## INPUT DATA

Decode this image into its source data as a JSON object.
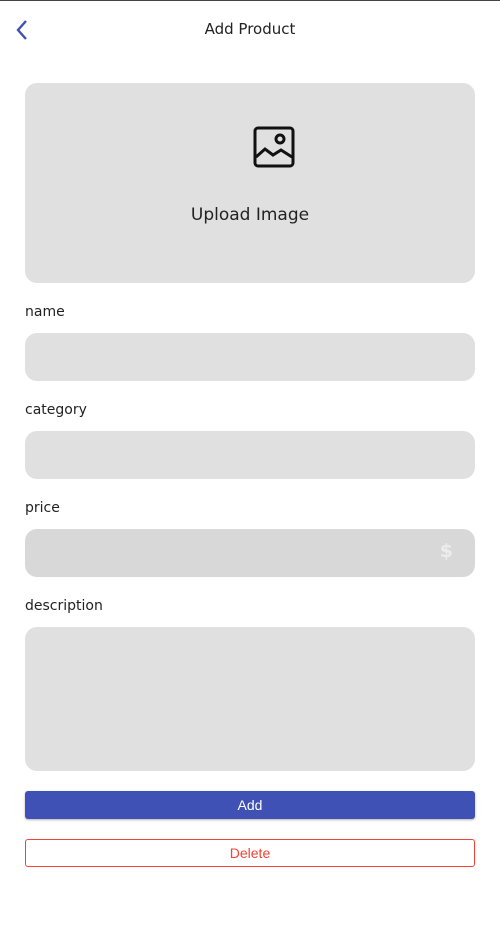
{
  "header": {
    "title": "Add Product",
    "back_icon": "chevron-left-icon"
  },
  "upload": {
    "label": "Upload Image",
    "icon": "image-icon"
  },
  "fields": {
    "name": {
      "label": "name",
      "value": ""
    },
    "category": {
      "label": "category",
      "value": ""
    },
    "price": {
      "label": "price",
      "value": "",
      "suffix": "$"
    },
    "description": {
      "label": "description",
      "value": ""
    }
  },
  "actions": {
    "add_label": "Add",
    "delete_label": "Delete"
  },
  "colors": {
    "primary": "#3f51b5",
    "danger": "#f44336",
    "field_bg": "#e0e0e0"
  }
}
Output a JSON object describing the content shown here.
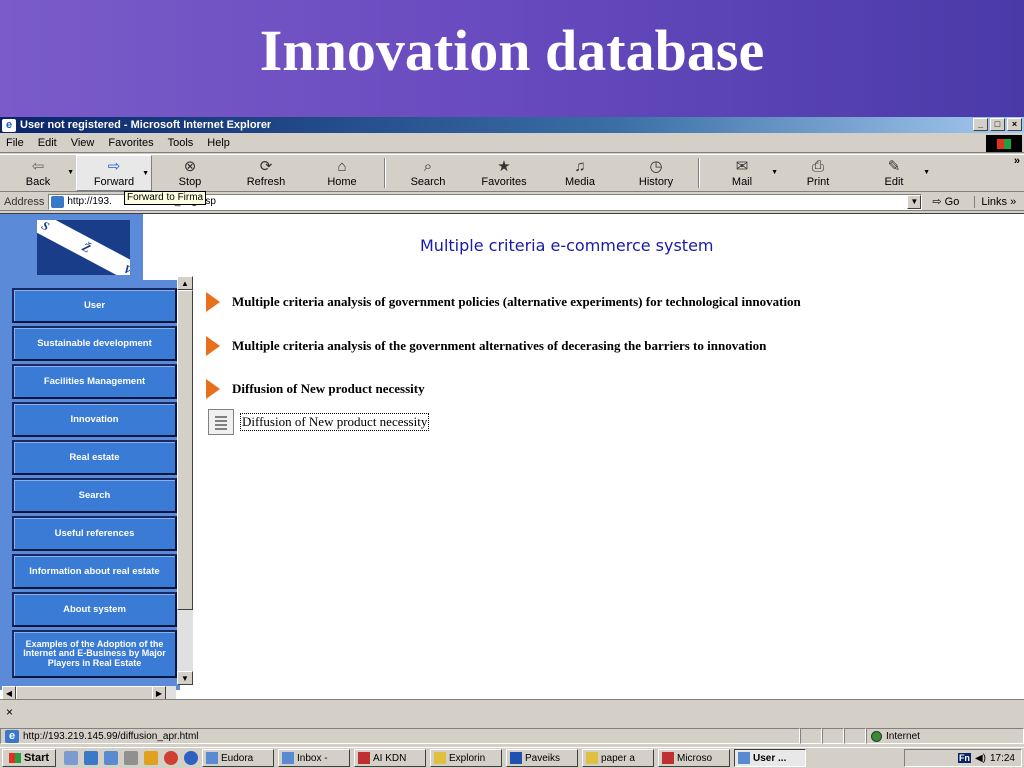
{
  "slide": {
    "title": "Innovation database"
  },
  "window": {
    "title": "User not registered - Microsoft Internet Explorer",
    "controls": [
      "_",
      "□",
      "×"
    ]
  },
  "menu": [
    "File",
    "Edit",
    "View",
    "Favorites",
    "Tools",
    "Help"
  ],
  "toolbar": [
    {
      "label": "Back",
      "icon": "back-arrow-icon"
    },
    {
      "label": "Forward",
      "icon": "forward-arrow-icon"
    },
    {
      "label": "Stop",
      "icon": "stop-icon"
    },
    {
      "label": "Refresh",
      "icon": "refresh-icon"
    },
    {
      "label": "Home",
      "icon": "home-icon"
    },
    {
      "label": "Search",
      "icon": "search-icon"
    },
    {
      "label": "Favorites",
      "icon": "favorites-icon"
    },
    {
      "label": "Media",
      "icon": "media-icon"
    },
    {
      "label": "History",
      "icon": "history-icon"
    },
    {
      "label": "Mail",
      "icon": "mail-icon"
    },
    {
      "label": "Print",
      "icon": "print-icon"
    },
    {
      "label": "Edit",
      "icon": "edit-icon"
    }
  ],
  "tooltip": "Forward to Firma",
  "address": {
    "label": "Address",
    "url": "http://193.",
    "url_tail": "lt_eng.asp",
    "go": "Go",
    "links": "Links"
  },
  "sidebar": {
    "items": [
      "User",
      "Sustainable development",
      "Facilities Management",
      "Innovation",
      "Real estate",
      "Search",
      "Useful references",
      "Information about real estate",
      "About system",
      "Examples of the Adoption of the Internet and E-Business by Major Players in Real Estate"
    ]
  },
  "main": {
    "heading": "Multiple criteria e-commerce system",
    "links": [
      "Multiple criteria analysis of government policies (alternative experiments) for technological innovation",
      "Multiple criteria analysis of the government alternatives of decerasing the barriers to innovation",
      "Diffusion of New product necessity"
    ],
    "document_link": "Diffusion of New product necessity"
  },
  "findbar": {
    "close": "×"
  },
  "status": {
    "url": "http://193.219.145.99/diffusion_apr.html",
    "zone": "Internet"
  },
  "taskbar": {
    "start": "Start",
    "tasks": [
      "Eudora",
      "Inbox -",
      "AI KDN",
      "Explorin",
      "Paveiks",
      "paper a",
      "Microso",
      "User ..."
    ],
    "clock": "17:24",
    "tray_lang": "Fn"
  },
  "colors": {
    "banner": "#6a4cc0",
    "nav_button": "#3a7bd5",
    "nav_panel": "#5b8bd8",
    "heading": "#1a1aa8",
    "arrow": "#e8701a"
  }
}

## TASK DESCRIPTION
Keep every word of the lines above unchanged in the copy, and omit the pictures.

## SOLUTION TO THE PROBLEM
Decode this image into its source data as a JSON object.
{
  "header": {
    "title": "Add Product",
    "back_icon": "chevron-left-icon"
  },
  "upload": {
    "label": "Upload Image",
    "icon": "image-icon"
  },
  "fields": {
    "name": {
      "label": "name",
      "value": ""
    },
    "category": {
      "label": "category",
      "value": ""
    },
    "price": {
      "label": "price",
      "value": "",
      "suffix": "$"
    },
    "description": {
      "label": "description",
      "value": ""
    }
  },
  "actions": {
    "add_label": "Add",
    "delete_label": "Delete"
  },
  "colors": {
    "primary": "#3f51b5",
    "danger": "#f44336",
    "field_bg": "#e0e0e0"
  }
}
Output a JSON object describing the content shown here.
{
  "slide": {
    "title": "Innovation database"
  },
  "window": {
    "title": "User not registered - Microsoft Internet Explorer",
    "controls": [
      "_",
      "□",
      "×"
    ]
  },
  "menu": [
    "File",
    "Edit",
    "View",
    "Favorites",
    "Tools",
    "Help"
  ],
  "toolbar": [
    {
      "label": "Back",
      "icon": "back-arrow-icon"
    },
    {
      "label": "Forward",
      "icon": "forward-arrow-icon"
    },
    {
      "label": "Stop",
      "icon": "stop-icon"
    },
    {
      "label": "Refresh",
      "icon": "refresh-icon"
    },
    {
      "label": "Home",
      "icon": "home-icon"
    },
    {
      "label": "Search",
      "icon": "search-icon"
    },
    {
      "label": "Favorites",
      "icon": "favorites-icon"
    },
    {
      "label": "Media",
      "icon": "media-icon"
    },
    {
      "label": "History",
      "icon": "history-icon"
    },
    {
      "label": "Mail",
      "icon": "mail-icon"
    },
    {
      "label": "Print",
      "icon": "print-icon"
    },
    {
      "label": "Edit",
      "icon": "edit-icon"
    }
  ],
  "tooltip": "Forward to Firma",
  "address": {
    "label": "Address",
    "url": "http://193.",
    "url_tail": "lt_eng.asp",
    "go": "Go",
    "links": "Links"
  },
  "sidebar": {
    "items": [
      "User",
      "Sustainable development",
      "Facilities Management",
      "Innovation",
      "Real estate",
      "Search",
      "Useful references",
      "Information about real estate",
      "About system",
      "Examples of the Adoption of the Internet and E-Business by Major Players in Real Estate"
    ]
  },
  "main": {
    "heading": "Multiple criteria e-commerce system",
    "links": [
      "Multiple criteria analysis of government policies (alternative experiments) for technological innovation",
      "Multiple criteria analysis of the government alternatives of decerasing the barriers to innovation",
      "Diffusion of New product necessity"
    ],
    "document_link": "Diffusion of New product necessity"
  },
  "findbar": {
    "close": "×"
  },
  "status": {
    "url": "http://193.219.145.99/diffusion_apr.html",
    "zone": "Internet"
  },
  "taskbar": {
    "start": "Start",
    "tasks": [
      "Eudora",
      "Inbox -",
      "AI KDN",
      "Explorin",
      "Paveiks",
      "paper a",
      "Microso",
      "User ..."
    ],
    "clock": "17:24",
    "tray_lang": "Fn"
  },
  "colors": {
    "banner": "#6a4cc0",
    "nav_button": "#3a7bd5",
    "nav_panel": "#5b8bd8",
    "heading": "#1a1aa8",
    "arrow": "#e8701a"
  }
}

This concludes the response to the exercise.